If God helps me to realize that my children will learn to be disorganized if they see me being so, I will shape up. I will establish schedules and stick to them. I will force my children to follow my lead. I will also show an organized lifestyle by tidying a little every day, so that my house is never "the pits." If I realize that God is the God of order, not chaos, I will consider this as I make every decision regarding my home, school, and life.

In fact, if my inspiration comes from God, my whole life will exhibit this type of self-control. I will score papers promptly. I will keep a neat home. I will not waste money on trifles. I will collect homemaking tricks and use them. I will try, in every possible way, to be like the wonderful homemakers of old.

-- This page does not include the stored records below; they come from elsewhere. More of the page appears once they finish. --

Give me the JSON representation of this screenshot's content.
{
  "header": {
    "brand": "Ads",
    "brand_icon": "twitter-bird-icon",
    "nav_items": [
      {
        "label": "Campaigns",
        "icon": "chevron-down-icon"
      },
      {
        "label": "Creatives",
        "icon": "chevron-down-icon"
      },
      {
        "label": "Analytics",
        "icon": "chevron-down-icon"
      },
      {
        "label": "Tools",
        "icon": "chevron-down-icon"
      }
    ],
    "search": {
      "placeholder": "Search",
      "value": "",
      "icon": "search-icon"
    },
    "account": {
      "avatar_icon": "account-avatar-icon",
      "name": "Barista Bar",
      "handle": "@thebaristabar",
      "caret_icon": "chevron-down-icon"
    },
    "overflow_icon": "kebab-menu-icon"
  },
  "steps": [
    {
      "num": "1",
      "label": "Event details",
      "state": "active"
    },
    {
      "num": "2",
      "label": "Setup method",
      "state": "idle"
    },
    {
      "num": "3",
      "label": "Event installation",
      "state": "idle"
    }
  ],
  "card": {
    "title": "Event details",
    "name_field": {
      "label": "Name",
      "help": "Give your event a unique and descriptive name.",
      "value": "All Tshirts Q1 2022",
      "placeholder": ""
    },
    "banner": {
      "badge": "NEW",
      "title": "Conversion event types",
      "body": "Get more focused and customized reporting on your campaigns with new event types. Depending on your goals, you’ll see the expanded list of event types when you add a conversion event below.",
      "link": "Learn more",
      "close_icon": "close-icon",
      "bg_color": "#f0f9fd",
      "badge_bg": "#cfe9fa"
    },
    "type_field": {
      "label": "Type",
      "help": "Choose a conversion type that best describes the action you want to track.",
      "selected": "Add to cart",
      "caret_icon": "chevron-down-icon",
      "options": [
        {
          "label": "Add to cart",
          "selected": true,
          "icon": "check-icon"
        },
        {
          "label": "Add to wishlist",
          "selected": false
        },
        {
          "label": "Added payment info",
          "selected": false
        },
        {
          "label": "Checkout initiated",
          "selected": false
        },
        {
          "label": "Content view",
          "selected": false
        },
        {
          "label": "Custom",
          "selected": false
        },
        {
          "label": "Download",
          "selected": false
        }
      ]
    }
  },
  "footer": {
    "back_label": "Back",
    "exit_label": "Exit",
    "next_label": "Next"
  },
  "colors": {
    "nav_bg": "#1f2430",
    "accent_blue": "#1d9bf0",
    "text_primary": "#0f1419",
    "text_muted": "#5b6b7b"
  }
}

Why will I do all those things? It is because I will be waiting for God to show His excellence in my children. That will be the most important thing in life, to me, as a Godly mother. I will not want to let them grow up full of bad habits that they need to break. I will not want to let them grow up thinking that laziness is good, that waste is good, and that foolishness and frivolity are good. I will not want to let them grow up thinking that impatience is good.

Ah, yes, patience: That is the best product of Godly inspiration. When we know that God is telling us what to do and we obey it, we will not become so tossed about (James 1:5-6). We receive blessings from God because we seek wisdom from Him and we do what He says. He, alone, knows what our children need. If it is difficult for me to do, I must do it anyway, full of this assurance: What I hope to achieve in my children will manifest, ultimately, and what I lack in ability will come to me from the Throne of Grace.

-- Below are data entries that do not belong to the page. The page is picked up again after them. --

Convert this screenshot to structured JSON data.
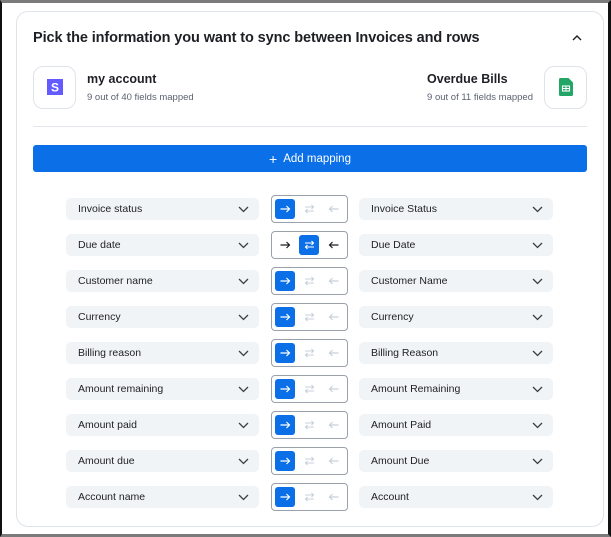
{
  "card": {
    "title": "Pick the information you want to sync between Invoices and rows",
    "collapse_icon": "chevron-up-icon"
  },
  "source_app": {
    "name": "my account",
    "subtitle": "9 out of 40 fields mapped",
    "icon": "stripe-logo-icon",
    "color": "#635bff"
  },
  "target_app": {
    "name": "Overdue Bills",
    "subtitle": "9 out of 11 fields mapped",
    "icon": "google-sheets-logo-icon",
    "color": "#23a566"
  },
  "add_mapping": {
    "label": "Add mapping",
    "icon": "plus-icon"
  },
  "colors": {
    "accent": "#0b6fe8",
    "field_bg": "#f1f4f7",
    "inactive_icon": "#c9d0da"
  },
  "direction_options": [
    "to-target",
    "two-way",
    "to-source"
  ],
  "mappings": [
    {
      "source": "Invoice status",
      "target": "Invoice Status",
      "direction": "to-target"
    },
    {
      "source": "Due date",
      "target": "Due Date",
      "direction": "two-way"
    },
    {
      "source": "Customer name",
      "target": "Customer Name",
      "direction": "to-target"
    },
    {
      "source": "Currency",
      "target": "Currency",
      "direction": "to-target"
    },
    {
      "source": "Billing reason",
      "target": "Billing Reason",
      "direction": "to-target"
    },
    {
      "source": "Amount remaining",
      "target": "Amount Remaining",
      "direction": "to-target"
    },
    {
      "source": "Amount paid",
      "target": "Amount Paid",
      "direction": "to-target"
    },
    {
      "source": "Amount due",
      "target": "Amount Due",
      "direction": "to-target"
    },
    {
      "source": "Account name",
      "target": "Account",
      "direction": "to-target"
    }
  ]
}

The Bible tells us in Proverbs 2:6 that when we train up our children in the way they should go, they will not depart from it. This promise from God inspires me to make things happen.

That it may also inspire you, is my prayer.


Katharine Trauger has homeschooled her six children for over twenty years. She and her husband, Gerald, live in Arkansas, and enjoy gardening, reading, and Bible study.

This article was originally published in the Jan/Feb '07 issue of Home School Enrichment Magazine. For more information, visit